▶ **Exercise brief**: The result should be an exact copy of the lines from the one with "What's the underlying" through the last line of the data below, both included.
Extracted entries section start
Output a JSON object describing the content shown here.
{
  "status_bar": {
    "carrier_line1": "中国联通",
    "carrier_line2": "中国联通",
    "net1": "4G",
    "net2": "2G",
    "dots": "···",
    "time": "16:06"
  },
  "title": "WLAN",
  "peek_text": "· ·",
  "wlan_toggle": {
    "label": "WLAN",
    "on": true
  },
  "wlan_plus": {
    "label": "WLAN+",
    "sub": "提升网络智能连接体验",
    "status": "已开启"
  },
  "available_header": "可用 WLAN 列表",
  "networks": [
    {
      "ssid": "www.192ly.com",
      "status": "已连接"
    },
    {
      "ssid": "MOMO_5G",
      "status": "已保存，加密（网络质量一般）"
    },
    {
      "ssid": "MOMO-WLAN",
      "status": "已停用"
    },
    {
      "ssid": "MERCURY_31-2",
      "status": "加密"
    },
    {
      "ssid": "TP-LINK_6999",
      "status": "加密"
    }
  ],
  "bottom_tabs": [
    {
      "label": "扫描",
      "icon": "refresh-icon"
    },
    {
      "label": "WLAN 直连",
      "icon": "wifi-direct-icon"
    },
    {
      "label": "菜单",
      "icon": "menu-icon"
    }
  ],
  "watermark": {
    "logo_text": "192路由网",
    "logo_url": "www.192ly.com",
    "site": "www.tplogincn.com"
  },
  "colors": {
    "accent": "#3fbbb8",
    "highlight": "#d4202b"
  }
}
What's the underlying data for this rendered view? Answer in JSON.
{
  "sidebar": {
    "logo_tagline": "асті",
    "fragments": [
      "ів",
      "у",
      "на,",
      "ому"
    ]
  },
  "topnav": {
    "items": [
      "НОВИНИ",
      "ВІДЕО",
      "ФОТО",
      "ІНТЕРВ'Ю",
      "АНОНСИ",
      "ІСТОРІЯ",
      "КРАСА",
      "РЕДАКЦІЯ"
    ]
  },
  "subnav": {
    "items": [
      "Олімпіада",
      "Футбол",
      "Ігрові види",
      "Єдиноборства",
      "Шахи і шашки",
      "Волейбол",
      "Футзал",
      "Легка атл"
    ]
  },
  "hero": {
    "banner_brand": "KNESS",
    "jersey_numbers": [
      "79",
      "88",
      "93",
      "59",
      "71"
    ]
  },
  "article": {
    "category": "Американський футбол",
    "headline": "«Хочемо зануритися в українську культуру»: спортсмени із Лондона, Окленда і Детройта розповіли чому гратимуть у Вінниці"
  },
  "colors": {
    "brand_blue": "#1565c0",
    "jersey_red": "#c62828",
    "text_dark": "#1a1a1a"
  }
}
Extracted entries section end
▶ **Response for this exercise**:
What's the underlying data for this rendered view? Answer in JSON.
{
  "sidebar": {
    "logo_tagline": "асті",
    "fragments": [
      "ів",
      "у",
      "на,",
      "ому"
    ]
  },
  "topnav": {
    "items": [
      "НОВИНИ",
      "ВІДЕО",
      "ФОТО",
      "ІНТЕРВ'Ю",
      "АНОНСИ",
      "ІСТОРІЯ",
      "КРАСА",
      "РЕДАКЦІЯ"
    ]
  },
  "subnav": {
    "items": [
      "Олімпіада",
      "Футбол",
      "Ігрові види",
      "Єдиноборства",
      "Шахи і шашки",
      "Волейбол",
      "Футзал",
      "Легка атл"
    ]
  },
  "hero": {
    "banner_brand": "KNESS",
    "jersey_numbers": [
      "79",
      "88",
      "93",
      "59",
      "71"
    ]
  },
  "article": {
    "category": "Американський футбол",
    "headline": "«Хочемо зануритися в українську культуру»: спортсмени із Лондона, Окленда і Детройта розповіли чому гратимуть у Вінниці"
  },
  "colors": {
    "brand_blue": "#1565c0",
    "jersey_red": "#c62828",
    "text_dark": "#1a1a1a"
  }
}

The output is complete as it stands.